Move over Internet of Things. The new kid on the block is the Internet of Babies. That’s right, technology has finally taken on its tiniest audience—and one that can barely hold a smartphone, much less talk into one.
But giving babies a voice is exactly what baby wearables claim to do. And the potential is huge. After all, a baby can’t clear its throat and say, “Excuse me, Dada, but I’ve rolled over four times in the last hour, peed twice and I think I might be getting a fever.”
A dream come true for helicopter parents, these wearable devices attempt to hack into your little one’s every want and need. Baby has a fever? Pop in Pacif-i’s electronic pacifier or smooth on TempTraq’s smart patch.
Spitting up? Make sure you’re angling the bottle correctly with Baby Gigl.
Although none of these high-tech baby monitors qualify as medical devices (which would mean getting approval from the FDA), their messaging walks the line of “everything but.”
With lines like “Rest assured” and “When your little one sleeps better, you sleep better,” these brands are in the business of peddling peace of mind. Even the colors and typography—which tend to be as soft and round as a baby’s bottom—are designed to calm.
To be fair, this tactic is nothing new. From Enfamil’s “Because it’s your baby” to the Huggies line “There’s nothing like a hug,” brands have long played off the neuroses of first-time parents. Heck, the Luvs brand is entirely based on getting your sanity back the second time around.
And putting aside the very real threats of hackers, batteries with the potential to overheat and the untested effects of wireless technology on babies, it’s easy to see why parents have signed up for many of these products. Isn’t more information better? Why wouldn’t you want to know everything you could about your baby when you’re not in the room?
The difference, however, is that baby wearables are, well, wearable, which gives skin-to-skin time a whole new meaning. Unlike diapers, formula or clothing, wearables are not disposable. In theory, a smart monitor like Owlet or Sproutling might touch your baby’s skin more than you do, which begs the question of what you trust more: your screen or what you can feel with your own hand.

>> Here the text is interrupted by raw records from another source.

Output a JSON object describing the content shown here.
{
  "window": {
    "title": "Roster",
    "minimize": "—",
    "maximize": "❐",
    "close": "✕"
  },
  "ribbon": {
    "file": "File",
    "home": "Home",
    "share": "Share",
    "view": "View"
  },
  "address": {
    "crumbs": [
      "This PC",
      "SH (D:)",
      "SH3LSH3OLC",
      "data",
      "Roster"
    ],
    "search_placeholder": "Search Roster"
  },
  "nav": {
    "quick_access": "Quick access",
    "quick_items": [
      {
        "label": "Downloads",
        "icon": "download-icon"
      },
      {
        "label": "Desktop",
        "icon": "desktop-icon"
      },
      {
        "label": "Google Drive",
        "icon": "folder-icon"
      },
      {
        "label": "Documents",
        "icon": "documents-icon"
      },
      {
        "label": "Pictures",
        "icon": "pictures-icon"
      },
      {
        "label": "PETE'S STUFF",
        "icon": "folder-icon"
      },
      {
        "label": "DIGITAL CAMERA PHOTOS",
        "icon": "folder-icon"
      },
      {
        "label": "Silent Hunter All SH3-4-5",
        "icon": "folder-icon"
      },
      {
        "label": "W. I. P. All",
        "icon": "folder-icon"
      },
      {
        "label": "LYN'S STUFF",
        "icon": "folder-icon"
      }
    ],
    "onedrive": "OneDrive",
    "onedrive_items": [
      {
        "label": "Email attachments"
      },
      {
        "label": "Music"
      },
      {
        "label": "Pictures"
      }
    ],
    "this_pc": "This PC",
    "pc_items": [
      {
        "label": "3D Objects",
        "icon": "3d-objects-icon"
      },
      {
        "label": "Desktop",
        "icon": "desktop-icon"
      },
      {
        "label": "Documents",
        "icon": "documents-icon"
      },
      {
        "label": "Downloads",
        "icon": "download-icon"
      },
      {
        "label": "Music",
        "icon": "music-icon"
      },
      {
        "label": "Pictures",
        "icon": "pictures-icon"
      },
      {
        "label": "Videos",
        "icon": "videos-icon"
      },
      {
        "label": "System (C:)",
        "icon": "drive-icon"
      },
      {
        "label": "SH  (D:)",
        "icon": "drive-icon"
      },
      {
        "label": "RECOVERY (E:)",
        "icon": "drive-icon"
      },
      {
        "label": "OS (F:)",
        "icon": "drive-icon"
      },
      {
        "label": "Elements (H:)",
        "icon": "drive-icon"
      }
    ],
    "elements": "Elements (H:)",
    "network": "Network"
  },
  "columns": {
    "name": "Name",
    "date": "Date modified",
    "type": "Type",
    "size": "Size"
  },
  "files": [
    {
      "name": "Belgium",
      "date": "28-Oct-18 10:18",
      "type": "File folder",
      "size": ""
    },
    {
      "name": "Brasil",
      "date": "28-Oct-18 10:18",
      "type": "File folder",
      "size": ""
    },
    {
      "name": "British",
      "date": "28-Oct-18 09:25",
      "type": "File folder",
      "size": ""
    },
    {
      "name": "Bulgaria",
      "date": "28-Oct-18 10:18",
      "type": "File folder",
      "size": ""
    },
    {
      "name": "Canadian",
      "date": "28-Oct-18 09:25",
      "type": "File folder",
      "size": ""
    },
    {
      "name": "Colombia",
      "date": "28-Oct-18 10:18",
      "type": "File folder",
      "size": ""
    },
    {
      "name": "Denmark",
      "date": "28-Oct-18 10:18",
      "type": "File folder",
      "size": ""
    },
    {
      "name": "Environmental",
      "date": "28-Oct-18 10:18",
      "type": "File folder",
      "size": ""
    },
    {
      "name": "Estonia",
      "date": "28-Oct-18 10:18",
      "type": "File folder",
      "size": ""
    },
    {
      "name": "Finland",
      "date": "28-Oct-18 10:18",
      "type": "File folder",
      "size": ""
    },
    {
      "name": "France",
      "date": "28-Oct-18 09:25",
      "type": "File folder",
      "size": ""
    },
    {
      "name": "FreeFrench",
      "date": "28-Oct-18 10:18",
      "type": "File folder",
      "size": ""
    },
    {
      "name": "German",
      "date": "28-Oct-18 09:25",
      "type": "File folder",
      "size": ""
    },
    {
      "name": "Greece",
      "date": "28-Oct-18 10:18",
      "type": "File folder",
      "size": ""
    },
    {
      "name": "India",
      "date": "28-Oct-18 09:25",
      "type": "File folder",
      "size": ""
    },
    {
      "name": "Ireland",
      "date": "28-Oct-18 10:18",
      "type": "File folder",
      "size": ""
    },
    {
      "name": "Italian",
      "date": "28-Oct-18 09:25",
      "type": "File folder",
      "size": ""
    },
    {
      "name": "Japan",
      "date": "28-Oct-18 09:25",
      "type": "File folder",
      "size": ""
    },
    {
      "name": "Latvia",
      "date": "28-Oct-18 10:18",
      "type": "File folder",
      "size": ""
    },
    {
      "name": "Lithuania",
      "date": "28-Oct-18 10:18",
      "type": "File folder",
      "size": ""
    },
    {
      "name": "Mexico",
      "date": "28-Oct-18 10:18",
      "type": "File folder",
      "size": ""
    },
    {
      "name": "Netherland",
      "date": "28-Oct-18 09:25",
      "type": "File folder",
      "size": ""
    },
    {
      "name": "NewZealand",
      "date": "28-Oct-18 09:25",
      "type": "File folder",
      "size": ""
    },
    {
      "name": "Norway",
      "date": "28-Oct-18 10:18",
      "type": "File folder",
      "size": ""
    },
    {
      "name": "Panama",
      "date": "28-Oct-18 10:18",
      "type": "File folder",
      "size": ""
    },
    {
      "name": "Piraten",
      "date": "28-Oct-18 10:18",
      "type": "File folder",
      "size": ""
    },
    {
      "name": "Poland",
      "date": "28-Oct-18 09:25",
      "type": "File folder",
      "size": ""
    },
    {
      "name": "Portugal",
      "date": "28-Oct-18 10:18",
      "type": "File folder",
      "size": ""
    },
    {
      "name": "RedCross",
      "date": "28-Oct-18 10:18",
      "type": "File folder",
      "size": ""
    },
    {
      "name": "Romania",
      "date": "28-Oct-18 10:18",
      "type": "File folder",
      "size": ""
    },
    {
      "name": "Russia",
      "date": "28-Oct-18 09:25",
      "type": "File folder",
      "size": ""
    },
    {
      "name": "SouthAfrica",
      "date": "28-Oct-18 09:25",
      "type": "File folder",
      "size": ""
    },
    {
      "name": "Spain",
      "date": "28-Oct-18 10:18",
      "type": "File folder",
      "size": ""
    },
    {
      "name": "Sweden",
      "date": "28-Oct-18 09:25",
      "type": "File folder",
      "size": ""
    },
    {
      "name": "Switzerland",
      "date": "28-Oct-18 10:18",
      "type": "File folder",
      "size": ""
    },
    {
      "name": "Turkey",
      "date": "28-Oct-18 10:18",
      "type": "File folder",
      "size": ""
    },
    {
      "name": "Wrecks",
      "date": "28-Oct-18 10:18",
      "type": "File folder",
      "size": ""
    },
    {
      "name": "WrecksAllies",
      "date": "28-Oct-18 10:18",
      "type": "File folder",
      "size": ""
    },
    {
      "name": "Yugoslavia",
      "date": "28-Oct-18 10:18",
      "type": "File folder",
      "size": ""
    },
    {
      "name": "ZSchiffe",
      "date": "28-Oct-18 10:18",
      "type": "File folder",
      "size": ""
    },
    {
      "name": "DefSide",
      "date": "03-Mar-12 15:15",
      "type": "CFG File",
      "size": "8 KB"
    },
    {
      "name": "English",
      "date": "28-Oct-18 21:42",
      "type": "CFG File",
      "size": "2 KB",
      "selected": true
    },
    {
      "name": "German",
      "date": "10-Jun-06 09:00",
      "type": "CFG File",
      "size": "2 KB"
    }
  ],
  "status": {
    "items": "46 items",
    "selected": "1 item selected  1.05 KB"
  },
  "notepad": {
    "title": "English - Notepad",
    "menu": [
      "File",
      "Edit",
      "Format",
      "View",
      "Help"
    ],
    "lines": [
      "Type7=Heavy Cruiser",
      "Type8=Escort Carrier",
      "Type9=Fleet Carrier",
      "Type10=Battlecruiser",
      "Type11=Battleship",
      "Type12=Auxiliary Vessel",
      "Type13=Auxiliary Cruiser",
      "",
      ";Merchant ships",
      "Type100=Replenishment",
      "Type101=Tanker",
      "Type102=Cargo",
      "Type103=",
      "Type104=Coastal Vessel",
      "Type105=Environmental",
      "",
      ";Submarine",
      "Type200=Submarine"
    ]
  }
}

And while these brands promise to give you all the data you need to better care for your baby, how much intimacy are those insights worth? In other words, when does a brand that’s trying to keep up with us simply get in the way?
The best brands are measured by what they add to our lives. To succeed in this space, baby wearable brands will need to go further than simply talking about “assurance.” Instead, they will need to show how they bring parents and babies together without creating a layer—however smart—between them.
Elisabeth Dick Oak is a New York-based writer and branding professional who’s better known at home as “Mom.”